“… Artemis I was a great mission. We learned so much from it. The success was incredible. The only thing that carries over from that mission is the engineering. We’re using all new hardware. So that vigilance of putting that hardware together and calling out when things are not right or there’s a concern is really important…,” said Jim Free, NASA Associate Administrator for Exploration Systems Development, speaking at a recent NASA press conference.
Earlier this month, the Artemis II crew—Commander Reid Wiseman, Pilot Victor Glover, and Mission Specialists Christina Hammock Koch and Jeremy Hansen—saw their Orion spacecraft for the first time. NASA announced the crew members on April 3, 2023. Following an initial media blitz, the astronauts have since packed their schedules with mission preparation, including studying spacecraft systems at Johnson Space Center, meeting with engineers at Lockheed Martin’s facilities in Denver, and visiting the recovery team at Naval Base San Diego.
“Well, we made it to Kennedy,” Wiseman said at the same NASA press conference. “…We’re fired up. It [was] a great day yesterday when you walk around the corner at the Neil Armstrong Operations and Checkout facility and there’s your spacecraft that you’re going to ride in, the ship as they call it over there. And we got to look inside and hang out and it was really quite fascinating.”
“We hear about the hardware,” Wiseman said. “…Most of you saw it this afternoon with the spacecraft. Those that have been in [the Michoud Assembly Facility] have seen the booster. Out in Utah, our solid rocket booster segments are getting ready to be shipped down here for stacking. But, as we go around and see the hardware, the thing that blows us away is the quality and the youthfulness of the people that are working on this program—these Americans, these Europeans, our Canadian allies to the north. When you get in these small rooms of 15 to 20 people and you see not only how hard they’re working but how motivated they are, how excited they are to be a part of this every single day. … It is totally awesome.”
NASA continues to research an open issue from Artemis I concerning the heat shield. Some of the expected char material was ablated differently than computer models and ground testing predicted. Free said that NASA has performed two tests in the Arc Jet Complex at Ames Research Center, with a third series scheduled, focusing on the root cause. In the testing, gases are heated to extreme temperatures and are directed at supersonic/hypersonic speeds to a test sample in a vacuum chamber, simulating atmospheric reentry.

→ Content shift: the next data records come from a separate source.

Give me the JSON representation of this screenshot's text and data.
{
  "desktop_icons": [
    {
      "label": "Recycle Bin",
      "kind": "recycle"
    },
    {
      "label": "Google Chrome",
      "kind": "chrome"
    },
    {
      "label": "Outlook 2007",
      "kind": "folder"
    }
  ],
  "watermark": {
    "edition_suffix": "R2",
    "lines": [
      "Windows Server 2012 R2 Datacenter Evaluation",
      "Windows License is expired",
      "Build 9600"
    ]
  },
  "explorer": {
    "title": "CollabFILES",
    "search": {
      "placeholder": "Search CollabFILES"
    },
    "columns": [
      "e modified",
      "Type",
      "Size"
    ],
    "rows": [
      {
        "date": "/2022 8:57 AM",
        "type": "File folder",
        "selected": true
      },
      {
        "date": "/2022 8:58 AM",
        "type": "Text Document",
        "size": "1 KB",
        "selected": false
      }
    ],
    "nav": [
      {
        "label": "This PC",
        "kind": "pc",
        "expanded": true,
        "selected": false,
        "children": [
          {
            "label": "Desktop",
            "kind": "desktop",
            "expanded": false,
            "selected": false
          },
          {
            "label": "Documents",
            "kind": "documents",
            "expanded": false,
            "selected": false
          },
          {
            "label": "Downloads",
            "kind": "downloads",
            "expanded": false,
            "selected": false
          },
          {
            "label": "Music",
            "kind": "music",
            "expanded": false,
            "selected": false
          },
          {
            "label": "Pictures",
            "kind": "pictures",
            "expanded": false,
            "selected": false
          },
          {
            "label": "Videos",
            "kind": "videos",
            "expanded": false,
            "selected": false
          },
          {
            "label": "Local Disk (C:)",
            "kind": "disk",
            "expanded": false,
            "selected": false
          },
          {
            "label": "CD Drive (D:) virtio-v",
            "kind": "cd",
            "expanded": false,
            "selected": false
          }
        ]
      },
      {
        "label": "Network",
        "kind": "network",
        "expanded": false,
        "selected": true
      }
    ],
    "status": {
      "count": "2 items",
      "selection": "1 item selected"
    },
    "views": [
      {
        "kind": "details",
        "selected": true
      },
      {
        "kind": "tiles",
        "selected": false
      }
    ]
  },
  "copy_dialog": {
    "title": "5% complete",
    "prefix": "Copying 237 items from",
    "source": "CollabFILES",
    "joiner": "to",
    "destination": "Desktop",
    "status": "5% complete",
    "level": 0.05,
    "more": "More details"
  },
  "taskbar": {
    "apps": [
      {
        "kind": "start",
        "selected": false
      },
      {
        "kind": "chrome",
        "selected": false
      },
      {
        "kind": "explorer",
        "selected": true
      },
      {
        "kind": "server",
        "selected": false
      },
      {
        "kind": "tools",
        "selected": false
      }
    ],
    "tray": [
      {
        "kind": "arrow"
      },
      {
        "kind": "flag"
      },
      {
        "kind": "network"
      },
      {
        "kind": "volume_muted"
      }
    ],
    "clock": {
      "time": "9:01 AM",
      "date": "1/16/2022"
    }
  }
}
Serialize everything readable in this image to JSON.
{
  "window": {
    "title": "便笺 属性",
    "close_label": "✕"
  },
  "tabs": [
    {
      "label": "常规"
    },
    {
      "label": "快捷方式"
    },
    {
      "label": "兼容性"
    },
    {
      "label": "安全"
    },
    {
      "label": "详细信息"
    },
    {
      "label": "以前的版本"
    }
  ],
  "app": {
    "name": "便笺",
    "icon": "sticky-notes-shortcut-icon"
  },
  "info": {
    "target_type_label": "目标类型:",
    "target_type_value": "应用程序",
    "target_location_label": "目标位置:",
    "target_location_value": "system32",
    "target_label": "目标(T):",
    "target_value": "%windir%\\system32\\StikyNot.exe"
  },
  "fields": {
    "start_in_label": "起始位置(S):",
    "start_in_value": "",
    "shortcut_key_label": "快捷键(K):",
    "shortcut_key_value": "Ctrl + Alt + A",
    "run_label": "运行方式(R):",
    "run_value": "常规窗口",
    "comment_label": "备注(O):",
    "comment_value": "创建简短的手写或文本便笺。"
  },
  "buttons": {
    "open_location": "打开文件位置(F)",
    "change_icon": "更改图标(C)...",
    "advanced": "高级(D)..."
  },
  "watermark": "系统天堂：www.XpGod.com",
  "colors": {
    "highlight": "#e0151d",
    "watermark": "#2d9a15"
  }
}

“We have a fault tree that we’ve been working down. We have some theories on what the root cause might be. We won’t talk about flight rationale until we get through root cause. … I don’t want the team to think about flight rationale because as soon as you do that, you start to jump past things that might be lurking as a root cause that you might miss. … We’ve also done tests at Langley. We’re doing some tests down at Wright-Patterson Air Force Base in Dayton. So, we’re using facilities across the country. I think we’re on a path to that root cause with the final disposition in April,” Free said.
“Obviously we’re going to make the right decision to keep them safe. If that decision is we have to do something drastic, then we’ll do that. But right now, we’re on a path to press to get to the root cause and then we’ll make the final determination from there,” Free added.
Artemis II is a critical next step in the Artemis Program, which will establish a long-term human presence at the Moon before an eventual human mission to Mars. The mission will enable NASA to better understand the capabilities of the Orion spacecraft during a crewed flight ahead of Artemis III, currently scheduled to land astronauts near the south pole of the Moon in late 2025.